AMSTERDAM (Reuters) – As a rainbow-colored flotilla paraded through Amsterdam’s canals for the city’s annual Gay Pride festival on Saturday, one float carried a sobering reminder that gay rights do not extend to all in the Kingdom of the Netherlands.
Although the Netherlands itself became the first country to legalize gay marriage in 2001, the three Caribbean members of the larger Kingdom — Aruba, Curacao and Sint Maarten — have yet to follow suit, reflecting cultural taboos in the mostly Catholic island nations.
That leaves the Kingdom, famed for its tolerant stance on marijuana and euthanasia, apparently less progressive on gay rights than Ireland, where voters approved gay marriage in a referendum in May, and the United States, where the Supreme Court upheld a constitutional right to gay marriage in June.
“We don’t have equal rights in our kingdom for gay and transgender citizens,” said Koen van Dijk of COC, the main Dutch gay rights organization.
Although laws on the three islands are based on Dutch law, they do not include the key provisions the Netherlands made in 2001 removing distinctions between men and women in marriage.

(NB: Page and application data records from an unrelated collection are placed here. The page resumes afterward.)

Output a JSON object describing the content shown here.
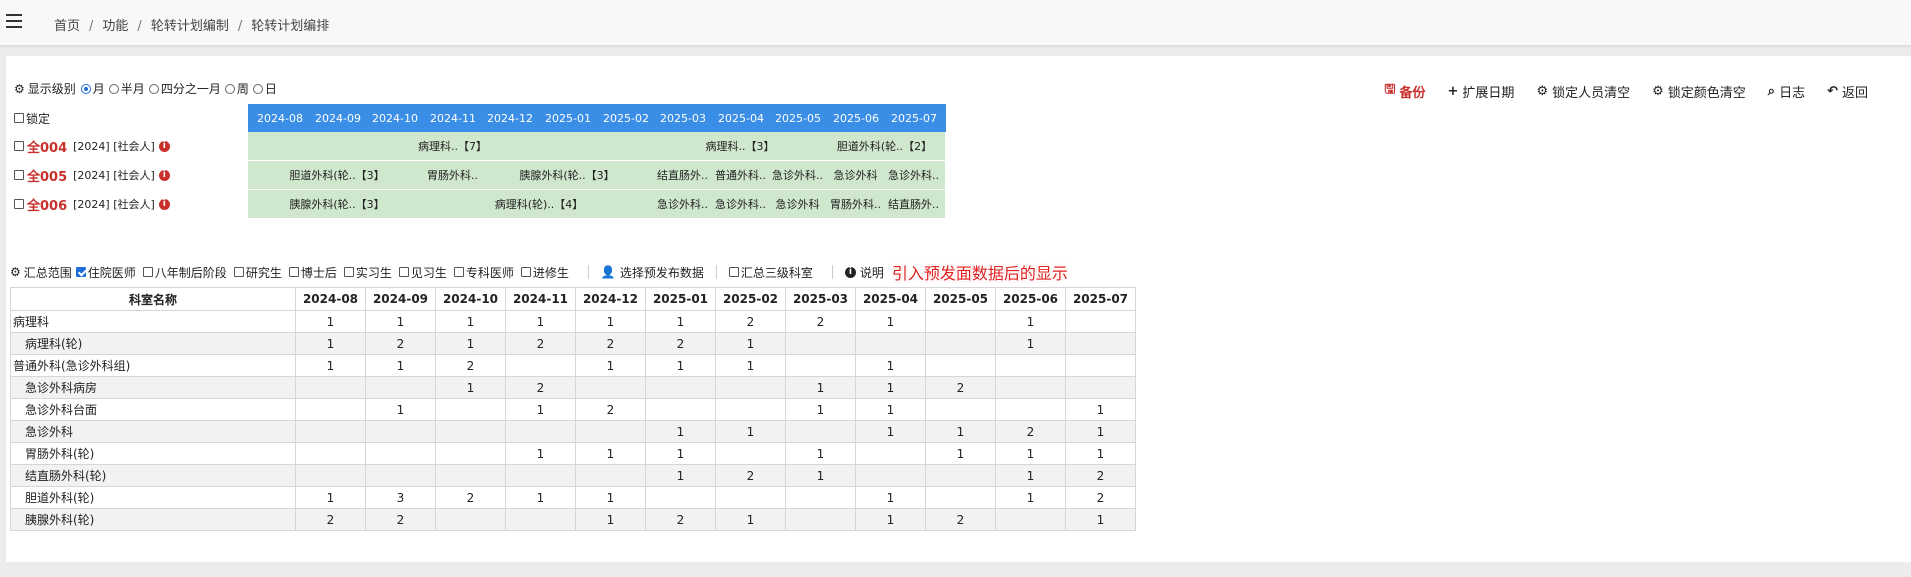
{
  "breadcrumb": [
    "首页",
    "功能",
    "轮转计划编制",
    "轮转计划编排"
  ],
  "toolbar": {
    "level_label": "显示级别",
    "levels": [
      "月",
      "半月",
      "四分之一月",
      "周",
      "日"
    ],
    "selected_level": "月",
    "actions": [
      {
        "icon": "save-icon",
        "label": "备份"
      },
      {
        "icon": "plus-icon",
        "label": "扩展日期"
      },
      {
        "icon": "gear-icon",
        "label": "锁定人员清空"
      },
      {
        "icon": "gear-icon",
        "label": "锁定颜色清空"
      },
      {
        "icon": "search-icon",
        "label": "日志"
      },
      {
        "icon": "back-icon",
        "label": "返回"
      }
    ]
  },
  "lock_label": "锁定",
  "months": [
    "2024-08",
    "2024-09",
    "2024-10",
    "2024-11",
    "2024-12",
    "2025-01",
    "2025-02",
    "2025-03",
    "2025-04",
    "2025-05",
    "2025-06",
    "2025-07"
  ],
  "staff": [
    {
      "code": "全004",
      "meta": "[2024] [社会人]",
      "slots": [
        {
          "label": "病理科..【7】",
          "start": 0,
          "span": 7
        },
        {
          "label": "病理科..【3】",
          "start": 7,
          "span": 3
        },
        {
          "label": "胆道外科(轮..【2】",
          "start": 10,
          "span": 2
        }
      ]
    },
    {
      "code": "全005",
      "meta": "[2024] [社会人]",
      "slots": [
        {
          "label": "胆道外科(轮..【3】",
          "start": 0,
          "span": 3
        },
        {
          "label": "胃肠外科..",
          "start": 3,
          "span": 1
        },
        {
          "label": "胰腺外科(轮..【3】",
          "start": 4,
          "span": 3
        },
        {
          "label": "结直肠外..",
          "start": 7,
          "span": 1
        },
        {
          "label": "普通外科..",
          "start": 8,
          "span": 1
        },
        {
          "label": "急诊外科..",
          "start": 9,
          "span": 1
        },
        {
          "label": "急诊外科",
          "start": 10,
          "span": 1
        },
        {
          "label": "急诊外科..",
          "start": 11,
          "span": 1
        }
      ]
    },
    {
      "code": "全006",
      "meta": "[2024] [社会人]",
      "slots": [
        {
          "label": "胰腺外科(轮..【3】",
          "start": 0,
          "span": 3
        },
        {
          "label": "病理科(轮)..【4】",
          "start": 3,
          "span": 4
        },
        {
          "label": "急诊外科..",
          "start": 7,
          "span": 1
        },
        {
          "label": "急诊外科..",
          "start": 8,
          "span": 1
        },
        {
          "label": "急诊外科",
          "start": 9,
          "span": 1
        },
        {
          "label": "胃肠外科..",
          "start": 10,
          "span": 1
        },
        {
          "label": "结直肠外..",
          "start": 11,
          "span": 1
        }
      ]
    }
  ],
  "summary": {
    "label": "汇总范围",
    "options": [
      {
        "label": "住院医师",
        "checked": true
      },
      {
        "label": "八年制后阶段",
        "checked": false
      },
      {
        "label": "研究生",
        "checked": false
      },
      {
        "label": "博士后",
        "checked": false
      },
      {
        "label": "实习生",
        "checked": false
      },
      {
        "label": "见习生",
        "checked": false
      },
      {
        "label": "专科医师",
        "checked": false
      },
      {
        "label": "进修生",
        "checked": false
      }
    ],
    "select_button": "选择预发布数据",
    "three_level": "汇总三级科室",
    "explain": "说明",
    "note": "引入预发面数据后的显示"
  },
  "table": {
    "name_header": "科室名称",
    "rows": [
      {
        "name": "病理科",
        "sub": false,
        "values": [
          "1",
          "1",
          "1",
          "1",
          "1",
          "1",
          "2",
          "2",
          "1",
          "",
          "1",
          ""
        ]
      },
      {
        "name": "病理科(轮)",
        "sub": true,
        "values": [
          "1",
          "2",
          "1",
          "2",
          "2",
          "2",
          "1",
          "",
          "",
          "",
          "1",
          ""
        ]
      },
      {
        "name": "普通外科(急诊外科组)",
        "sub": false,
        "values": [
          "1",
          "1",
          "2",
          "",
          "1",
          "1",
          "1",
          "",
          "1",
          "",
          "",
          ""
        ]
      },
      {
        "name": "急诊外科病房",
        "sub": true,
        "values": [
          "",
          "",
          "1",
          "2",
          "",
          "",
          "",
          "1",
          "1",
          "2",
          "",
          ""
        ]
      },
      {
        "name": "急诊外科台面",
        "sub": true,
        "values": [
          "",
          "1",
          "",
          "1",
          "2",
          "",
          "",
          "1",
          "1",
          "",
          "",
          "1"
        ]
      },
      {
        "name": "急诊外科",
        "sub": true,
        "values": [
          "",
          "",
          "",
          "",
          "",
          "1",
          "1",
          "",
          "1",
          "1",
          "2",
          "1"
        ]
      },
      {
        "name": "胃肠外科(轮)",
        "sub": true,
        "values": [
          "",
          "",
          "",
          "1",
          "1",
          "1",
          "",
          "1",
          "",
          "1",
          "1",
          "1"
        ]
      },
      {
        "name": "结直肠外科(轮)",
        "sub": true,
        "values": [
          "",
          "",
          "",
          "",
          "",
          "1",
          "2",
          "1",
          "",
          "",
          "1",
          "2"
        ]
      },
      {
        "name": "胆道外科(轮)",
        "sub": true,
        "values": [
          "1",
          "3",
          "2",
          "1",
          "1",
          "",
          "",
          "",
          "1",
          "",
          "1",
          "2"
        ]
      },
      {
        "name": "胰腺外科(轮)",
        "sub": true,
        "values": [
          "2",
          "2",
          "",
          "",
          "1",
          "2",
          "1",
          "",
          "1",
          "2",
          "",
          "1"
        ]
      }
    ]
  }
}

After a six-year legal fight, Aruba has recently begun registering gay marriages as legal partnerships if they were performed on the mainland. But same-sex couples cannot benefit from social security and other rights granted to heterosexual couples, and anti-gay bias is a reality of Antillean social and political life.
“We want to have the same legislation throughout our kingdom. That would empower all gay and transgender organizations in addressing the question of social acceptance”, said Ramona Pikeur, director of Caribbean gay rights organization Dushi & Proud.
Pikeur was one of the organizers of the boat on Saturday, along with other Caribbean and Dutch gay organizations and the Dutch government.
The Dutch government says it is seeking dialogue, rather than confrontation, with the island nations to promote gay rights and acceptance of gay marriage.
(Editing by Toby Sterling and Raissa Kasolowsky)